Are we prepared for the sobering ‘compounding effect’?
I turn 59 this year, so it is fitting that my reading of late has been around the topic of financial planning for retirement.
Granted I have – and I hope you have, as well — been “planning” for retirement since I began work in 1986. And I still have some years and fuel in the tank before official “retirement.” But two recent articles – one dealing with Social Security and the other with 401K savings – mentioned the term “the compounding effect.” That is, the effect of time, money and interest rates to grow a savings account exponentially.
Unfortunately, this same concept of compounding works against us, as well. And, herein, lies my plea in this blog entry.
For a good decade-and-a-half now, we Americans have been lulled to sleep by what some may argue have been artificially low interest rates. Ever since the Great Recession circa 2008-09, we’ve enjoyed historically low interest rates (both in borrowing and savings) – that is, up to the pandemic of 2020. Since 2020, a number of factors have collided to create nearly 40-year high inflation. Arguably, a major factor contributing to inflation has been the ability – or, rather, inability – to attract and retain a workforce without generous wage hikes. In our aging services world, well over half the costs of delivering services resides in labor and labor-related expenses. So, in order to raise wages, providers must raise fees charged for their rendered services, thus unleashing, unfortunately, a vicious cycle of ever-increasing cost of care for which I see no short-term end in sight.

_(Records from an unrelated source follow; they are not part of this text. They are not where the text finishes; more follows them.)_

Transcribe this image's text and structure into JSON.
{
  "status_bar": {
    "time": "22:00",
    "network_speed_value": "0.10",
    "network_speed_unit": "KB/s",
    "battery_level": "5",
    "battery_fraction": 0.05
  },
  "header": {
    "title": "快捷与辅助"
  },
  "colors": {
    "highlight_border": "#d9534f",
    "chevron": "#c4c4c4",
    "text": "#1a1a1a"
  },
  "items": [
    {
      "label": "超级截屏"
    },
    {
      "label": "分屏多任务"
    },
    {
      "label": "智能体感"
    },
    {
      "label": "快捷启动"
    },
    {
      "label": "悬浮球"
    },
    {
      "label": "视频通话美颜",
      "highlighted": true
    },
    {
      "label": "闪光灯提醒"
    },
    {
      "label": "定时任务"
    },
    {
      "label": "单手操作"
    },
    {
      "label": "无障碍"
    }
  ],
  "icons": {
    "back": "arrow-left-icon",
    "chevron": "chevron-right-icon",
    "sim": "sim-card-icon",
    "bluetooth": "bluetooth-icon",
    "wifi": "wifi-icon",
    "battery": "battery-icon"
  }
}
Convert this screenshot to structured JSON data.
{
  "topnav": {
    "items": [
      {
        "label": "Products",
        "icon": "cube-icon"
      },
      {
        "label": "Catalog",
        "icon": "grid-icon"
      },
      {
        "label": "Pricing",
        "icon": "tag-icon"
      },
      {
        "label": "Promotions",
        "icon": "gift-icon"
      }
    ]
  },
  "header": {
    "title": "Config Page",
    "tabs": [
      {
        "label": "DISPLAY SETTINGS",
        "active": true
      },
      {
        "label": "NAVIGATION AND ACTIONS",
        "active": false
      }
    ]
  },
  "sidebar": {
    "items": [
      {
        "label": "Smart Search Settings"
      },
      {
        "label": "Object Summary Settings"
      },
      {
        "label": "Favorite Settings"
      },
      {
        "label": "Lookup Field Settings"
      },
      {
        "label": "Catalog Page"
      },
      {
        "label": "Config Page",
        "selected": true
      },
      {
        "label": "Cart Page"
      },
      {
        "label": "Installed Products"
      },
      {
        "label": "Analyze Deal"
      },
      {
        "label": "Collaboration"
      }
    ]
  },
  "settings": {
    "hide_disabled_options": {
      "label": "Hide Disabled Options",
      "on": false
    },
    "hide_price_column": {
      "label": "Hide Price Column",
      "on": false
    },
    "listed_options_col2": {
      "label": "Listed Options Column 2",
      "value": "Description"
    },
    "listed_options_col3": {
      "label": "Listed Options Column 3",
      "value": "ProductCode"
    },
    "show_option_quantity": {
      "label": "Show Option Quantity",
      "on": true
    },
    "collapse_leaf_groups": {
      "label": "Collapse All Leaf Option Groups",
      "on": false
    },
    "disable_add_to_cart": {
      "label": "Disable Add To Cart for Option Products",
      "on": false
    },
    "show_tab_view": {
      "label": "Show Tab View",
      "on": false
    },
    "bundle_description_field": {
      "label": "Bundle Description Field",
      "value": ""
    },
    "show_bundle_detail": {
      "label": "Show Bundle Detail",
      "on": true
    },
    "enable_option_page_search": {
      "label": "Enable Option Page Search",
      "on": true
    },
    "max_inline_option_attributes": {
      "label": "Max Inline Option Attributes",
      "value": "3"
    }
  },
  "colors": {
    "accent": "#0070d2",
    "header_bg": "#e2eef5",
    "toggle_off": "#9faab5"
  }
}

Now, allow me to re-introduce the term “compounding effect” and how it works in the reciprocal.
That same compounding effect works against us on prices or fees for goods and services. Here’s how: Let’s say, for instance, that for the next several years providers of aging services are forced to raise rates by 5 percent annually. For those of us around 60, let’s play that out over several years to a time we might begin availing ourselves of aging services – say, at age 78. For illustrative purposes let’s say the current monthly service fee a retiree would pay to move into a retirement community is $4,000 a month. And now let’s add in the “compounding effect” of 5 percent 18 years from now.
The result is a whopping $10,800 per month, or well more than double the cost today.
I’ll admit this is a fairly aggressive interest rate assumption. I suspect (and let us all hope) it’s a tad on the high side. But I would bet it’s not too far removed. Why? For one, demographics. A lot more Americans are aging, and there are far fewer to care for them at current wage rates. This trend will not change in the short to intermediate term. On the bright side, however, that same compounding effect, while working against us on costs, should work in our favor on the amount of interest we earn on our savings accounts. However, as I write this blog, much uncertainty exists regarding where to place our excess cash in order to earn that higher interest rate.
It should be noted that I am not a financial advisor nor is this blog intended to convey financial advice. My intention is to point out the long-term effects of inflation – not just today at the grocery store, but much further from now. When we’ll need care.
Are we prepared?